With so many traditional industries and social practices transformed/upended by the Web, the American political system still forces you into one of two political silos, represented by the two major political parties. Ruck.us aims shatter this arrangement and let people to connect to and organize with like-minded people. As described in Mashable:
Ruck.us was launched by Nathan Daschle and Raymond Glendening in late 2010 to help people break free of what they consider a restrictive two-party political system, which they believe is no longer relevant to 21st century Americans.
“Parties are really antiquated systems,” says Glendening, the chief strategy officer. “Politics is the last sector of American culture that has yet to be revolutionized by technology. When you look around, every sector of our lives has a plethora of options except for our outlets for political engagement: We still have these two binary options.”
Ruck.us’ 20,000 users are first empowered to figure out the essence of their “political DNA,” or core beliefs. Then, they are matched with similar users to take collective action around an issue, such as deforestation or election reform. All of that action happens outside the traditional party structures, in groups called “rucks.”
“I think this is very reflective of where American society is moving,” says Glendening. “People are increasingly saying, ‘I don’t fit into one of these binary silos,’ and lifelong membership is just not a realistic view or expectation of what the consumer wants out of his political engagement fulfillment.”
An interesting idea though the problem still remains on the larger scale that governing requires the support of more than small interest groups.

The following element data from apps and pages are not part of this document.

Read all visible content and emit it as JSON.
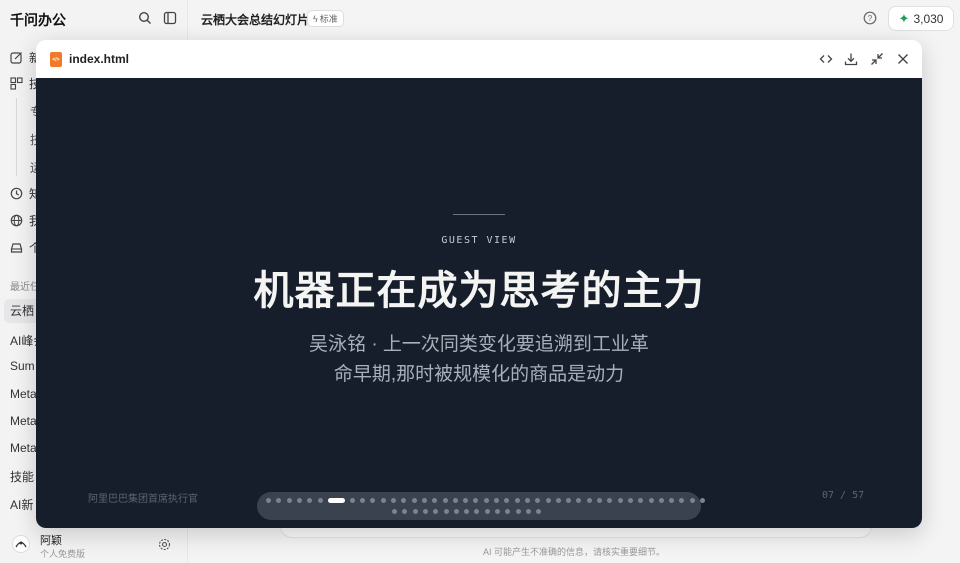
{
  "app": {
    "brand": "千问办公",
    "doc_title": "云栖大会总结幻灯片",
    "doc_tag": "标准",
    "credits": "3,030",
    "disclaimer": "AI 可能产生不准确的信息，请核实重要细节。"
  },
  "sidebar": {
    "nav": [
      "新",
      "技",
      "知",
      "我",
      "个"
    ],
    "sub_items": [
      "专",
      "技",
      "运"
    ],
    "section_label": "最近任",
    "recent": [
      "云栖",
      "AI峰会",
      "Sum",
      "Meta",
      "Meta",
      "Meta",
      "技能",
      "AI新"
    ],
    "user": {
      "name": "阿颖",
      "plan": "个人免费版"
    }
  },
  "preview": {
    "file_name": "index.html",
    "file_badge": "</>",
    "icons": [
      "code-view-icon",
      "download-icon",
      "collapse-icon",
      "close-icon"
    ]
  },
  "slide": {
    "kicker": "GUEST VIEW",
    "headline": "机器正在成为思考的主力",
    "quote_line1": "吴泳铭 · 上一次同类变化要追溯到工业革",
    "quote_line2": "命早期,那时被规模化的商品是动力",
    "speaker_role": "阿里巴巴集团首席执行官",
    "page_current": "07",
    "page_total": "57",
    "page_indicator": "07 / 57",
    "total_slides": 57,
    "active_slide_index": 7
  }
}
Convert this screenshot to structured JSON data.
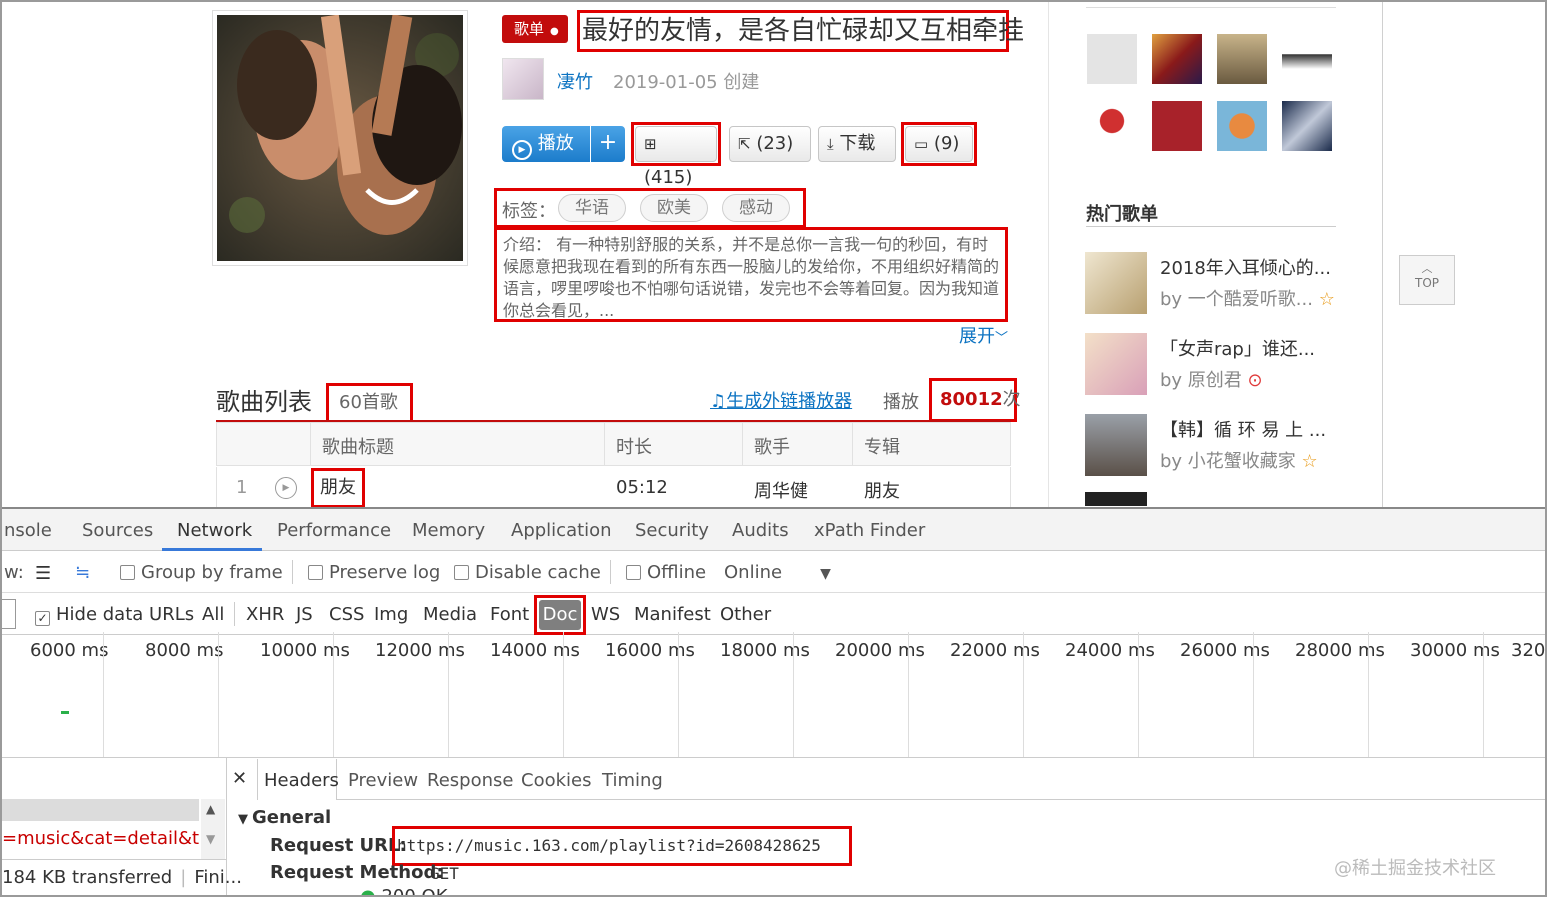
{
  "playlist": {
    "badge": "歌单",
    "title": "最好的友情，是各自忙碌却又互相牵挂",
    "creator": "凄竹",
    "created": "2019-01-05 创建",
    "play_label": "播放",
    "add_label": "+",
    "collect_count": "(415)",
    "share_count": "(23)",
    "download_label": "下载",
    "comment_count": "(9)",
    "tags_label": "标签：",
    "tags": [
      "华语",
      "欧美",
      "感动"
    ],
    "intro": "介绍： 有一种特别舒服的关系，并不是总你一言我一句的秒回，有时候愿意把我现在看到的所有东西一股脑儿的发给你，不用组织好精简的语言，啰里啰唆也不怕哪句话说错，发完也不会等着回复。因为我知道你总会看见，...",
    "expand": "展开"
  },
  "songlist": {
    "heading": "歌曲列表",
    "count": "60首歌",
    "external_player": "生成外链播放器",
    "plays_label": "播放",
    "plays_value": "80012",
    "plays_unit": "次",
    "columns": [
      "歌曲标题",
      "时长",
      "歌手",
      "专辑"
    ],
    "rows": [
      {
        "index": "1",
        "title": "朋友",
        "duration": "05:12",
        "artist": "周华健",
        "album": "朋友"
      }
    ]
  },
  "sidebar": {
    "hot_heading": "热门歌单",
    "hot": [
      {
        "title": "2018年入耳倾心的...",
        "by": "by 一个酷爱听歌..."
      },
      {
        "title": "「女声rap」谁还...",
        "by": "by 原创君"
      },
      {
        "title": "【韩】循 环 易 上 ...",
        "by": "by 小花蟹收藏家"
      }
    ],
    "top_label": "TOP"
  },
  "devtools": {
    "tabs": [
      "nsole",
      "Sources",
      "Network",
      "Performance",
      "Memory",
      "Application",
      "Security",
      "Audits",
      "xPath Finder"
    ],
    "active_tab": "Network",
    "toolbar": {
      "view_label": "w:",
      "group_by_frame": "Group by frame",
      "preserve_log": "Preserve log",
      "disable_cache": "Disable cache",
      "offline": "Offline",
      "throttle": "Online"
    },
    "filter": {
      "hide_data_urls": "Hide data URLs",
      "types": [
        "All",
        "XHR",
        "JS",
        "CSS",
        "Img",
        "Media",
        "Font",
        "Doc",
        "WS",
        "Manifest",
        "Other"
      ],
      "active_type": "Doc"
    },
    "ticks": [
      "6000 ms",
      "8000 ms",
      "10000 ms",
      "12000 ms",
      "14000 ms",
      "16000 ms",
      "18000 ms",
      "20000 ms",
      "22000 ms",
      "24000 ms",
      "26000 ms",
      "28000 ms",
      "30000 ms",
      "320"
    ],
    "request_name": "=music&cat=detail&typ",
    "transferred": "184 KB transferred",
    "finish": "Fini...",
    "detail_tabs": [
      "Headers",
      "Preview",
      "Response",
      "Cookies",
      "Timing"
    ],
    "general_label": "General",
    "request_url_label": "Request URL:",
    "request_url": "https://music.163.com/playlist?id=2608428625",
    "request_method_label": "Request Method:",
    "request_method": "GET",
    "status_partial": "200 OK"
  },
  "watermark": "@稀土掘金技术社区"
}
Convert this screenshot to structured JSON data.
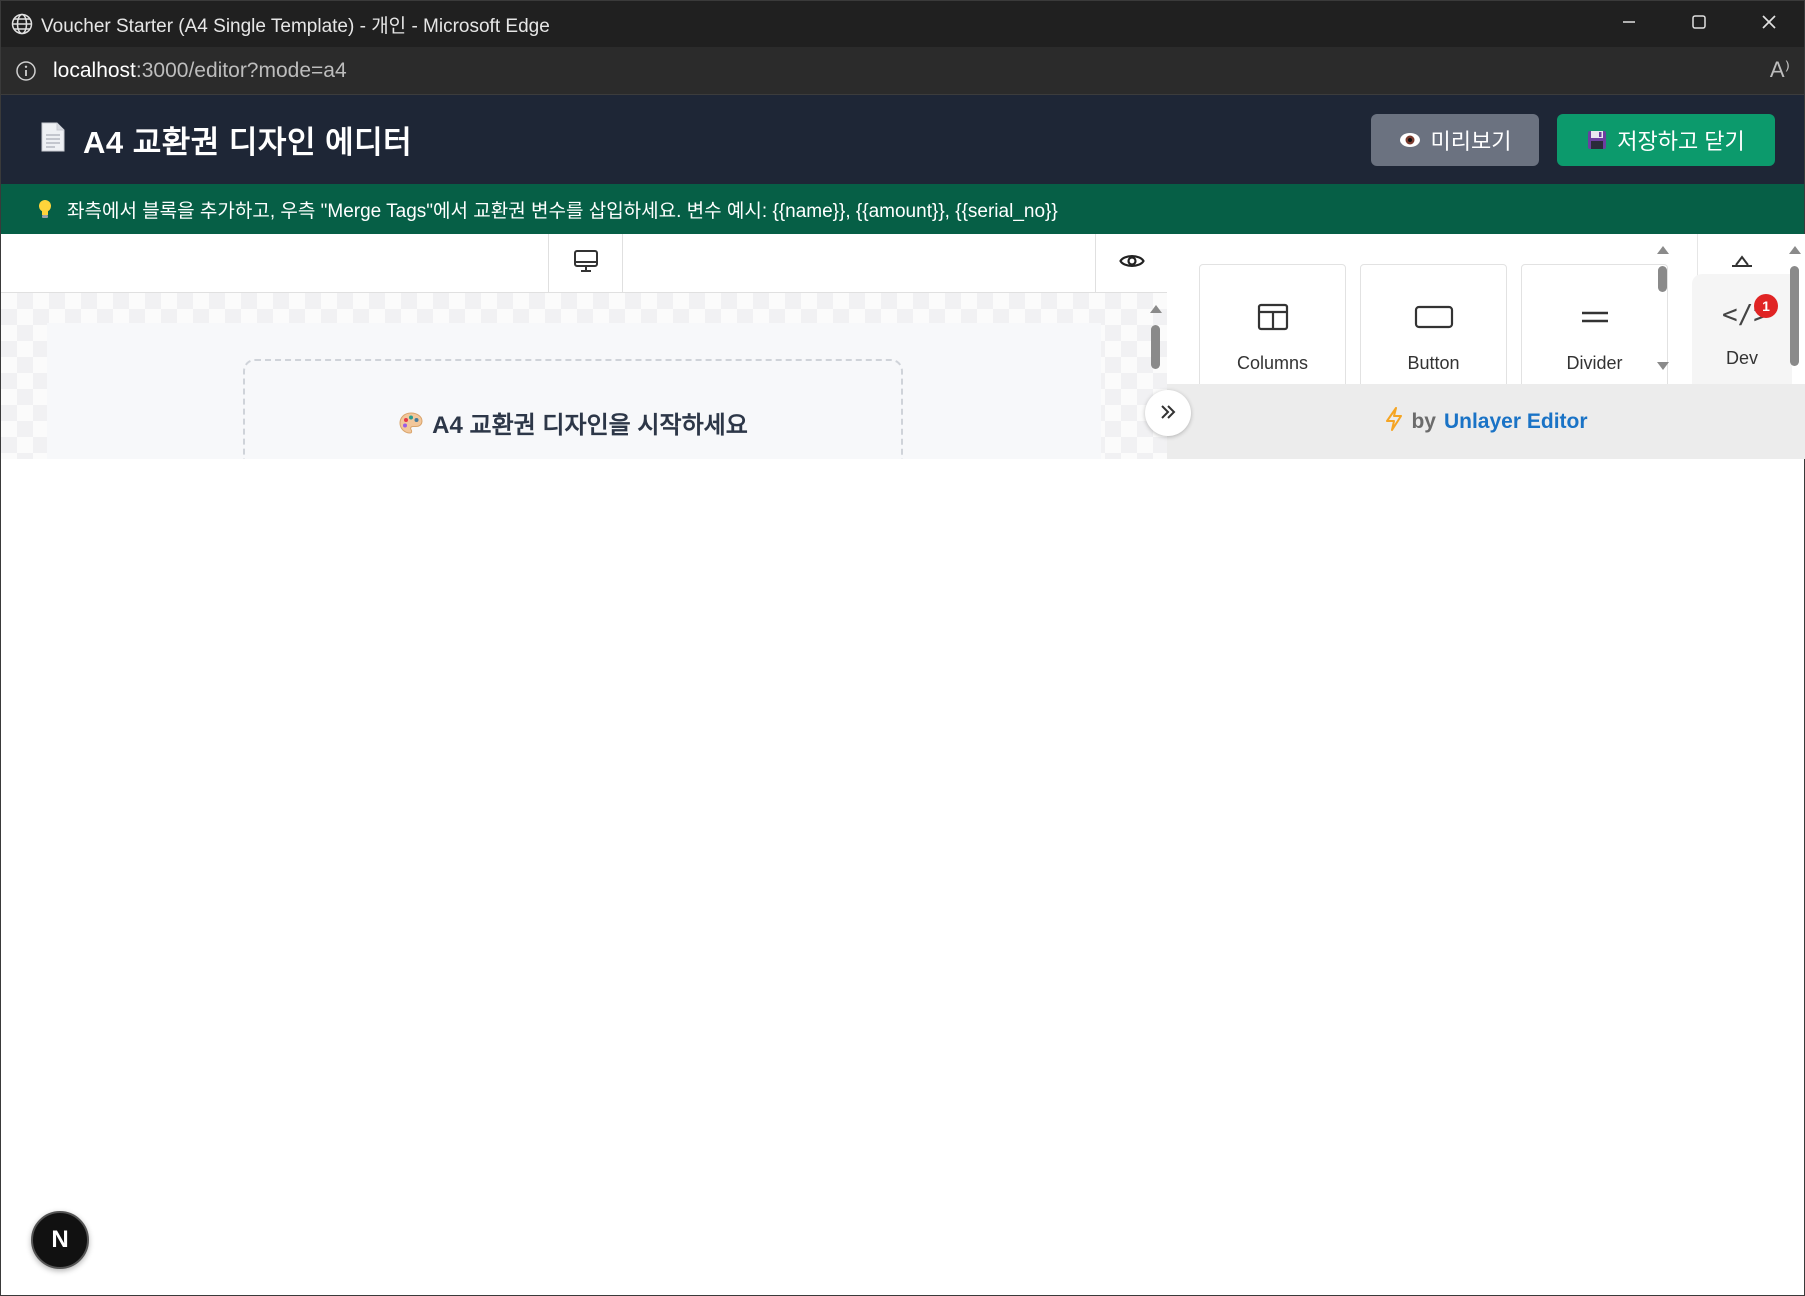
{
  "browser": {
    "window_title": "Voucher Starter (A4 Single Template) - 개인 - Microsoft Edge",
    "url_host": "localhost",
    "url_rest": ":3000/editor?mode=a4",
    "read_aloud_glyph": "A⁾"
  },
  "header": {
    "title": "A4 교환권 디자인 에디터",
    "preview_label": "미리보기",
    "save_label": "저장하고 닫기"
  },
  "hint": {
    "text": "좌측에서 블록을 추가하고, 우측 \"Merge Tags\"에서 교환권 변수를 삽입하세요. 변수 예시: {{name}}, {{amount}}, {{serial_no}}"
  },
  "canvas": {
    "placeholder_title": "A4 교환권 디자인을 시작하세요"
  },
  "tools": [
    {
      "label": "Columns",
      "icon": "columns-icon"
    },
    {
      "label": "Button",
      "icon": "button-icon"
    },
    {
      "label": "Divider",
      "icon": "divider-icon"
    }
  ],
  "side_tabs": {
    "dev_label": "Dev",
    "dev_badge": "1"
  },
  "panel_footer": {
    "by": "by",
    "brand": "Unlayer Editor"
  },
  "nextjs": {
    "label": "N"
  },
  "colors": {
    "app_header": "#1e2636",
    "hint_bar": "#065f46",
    "save_button": "#0c9a6c",
    "preview_button": "#6b7280",
    "brand_link": "#1a73c6",
    "badge": "#e02424"
  }
}
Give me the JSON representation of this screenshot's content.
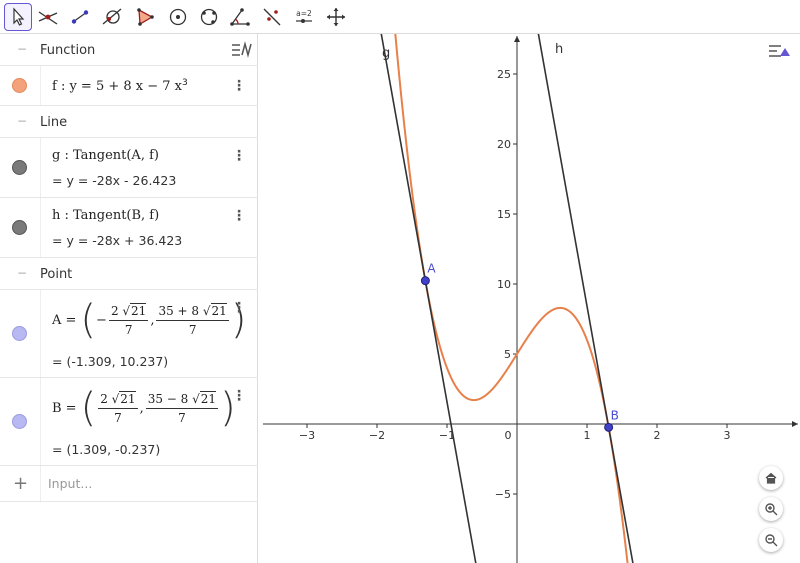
{
  "toolbar": {
    "tools": [
      {
        "name": "move-tool-icon",
        "active": true
      },
      {
        "name": "function-inspector-icon"
      },
      {
        "name": "point-line-icon"
      },
      {
        "name": "circle-through-points-icon"
      },
      {
        "name": "polygon-icon"
      },
      {
        "name": "circle-center-point-icon"
      },
      {
        "name": "conic-through-points-icon"
      },
      {
        "name": "angle-icon"
      },
      {
        "name": "reflect-about-line-icon"
      },
      {
        "name": "slider-icon",
        "label": "a=2"
      },
      {
        "name": "move-graphics-view-icon"
      }
    ]
  },
  "algebra": {
    "groups": {
      "function": "Function",
      "line": "Line",
      "point": "Point"
    },
    "f": {
      "definition": "f : y = 5 + 8 x − 7 x",
      "exponent": "3",
      "color": "#f4a27c"
    },
    "g": {
      "definition": "g : Tangent(A, f)",
      "value": "= y = -28x - 26.423",
      "color": "#707070"
    },
    "h": {
      "definition": "h : Tangent(B, f)",
      "value": "= y = -28x + 36.423",
      "color": "#707070"
    },
    "A": {
      "label": "A =",
      "x_num_sign": "−",
      "x_num_coef": "2",
      "x_num_rad": "21",
      "x_den": "7",
      "y_num_prefix": "35 + 8",
      "y_num_rad": "21",
      "y_den": "7",
      "value": "= (-1.309, 10.237)",
      "color": "#b8b8f3"
    },
    "B": {
      "label": "B =",
      "x_num_coef": "2",
      "x_num_rad": "21",
      "x_den": "7",
      "y_num_prefix": "35 − 8",
      "y_num_rad": "21",
      "y_den": "7",
      "value": "= (1.309, -0.237)",
      "color": "#b8b8f3"
    },
    "input_placeholder": "Input..."
  },
  "graphics": {
    "x_ticks": [
      "−3",
      "−2",
      "−1",
      "0",
      "1",
      "2",
      "3"
    ],
    "y_ticks": [
      "25",
      "20",
      "15",
      "10",
      "5",
      "−5"
    ],
    "labels": {
      "g": "g",
      "h": "h",
      "A": "A",
      "B": "B"
    },
    "colors": {
      "f": "#e8804a",
      "tangent": "#333333",
      "point": "#4040c8",
      "point_label": "#4a4ad0"
    }
  },
  "chart_data": {
    "type": "line",
    "xlim": [
      -3.8,
      3.8
    ],
    "ylim": [
      -9.8,
      27.5
    ],
    "series": [
      {
        "name": "f",
        "expression": "5 + 8x - 7x^3"
      },
      {
        "name": "g",
        "expression": "-28x - 26.423"
      },
      {
        "name": "h",
        "expression": "-28x + 36.423"
      }
    ],
    "points": [
      {
        "name": "A",
        "x": -1.309,
        "y": 10.237
      },
      {
        "name": "B",
        "x": 1.309,
        "y": -0.237
      }
    ]
  }
}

In some ways, the parliamentary system in Europe is less siloed – or more correctly, there are a greater number of silos with a multi-party system. But in the end coalition governments are arrangements worked out by party leaders in closed conference rooms and not by the voters themselves (just ask people in Greece).
Ruck sounds like a good idea, but it will at most transform grassroots politics and remain a vehicle for activism and not something that results in actual governance. That’s not a criticism, but disruptive change is sorely needed at the structural level. There’s been profound transformation of the political world with the use of technology in campaigns (the Obama 2008 campaign) and in limited aspects of government itself (e-petitions – which have tremendous potential but seem to be mostly for show at the moment), but it hasn’t happened at all in the voting booth. About the only change has been the use of an open or nonpartisan blanket primary (a “jungle primary”) – where everyone runs without party affiliation - in some states for local and state-wide offices. That solution actually predates the technology revolution and has had mixed results at best.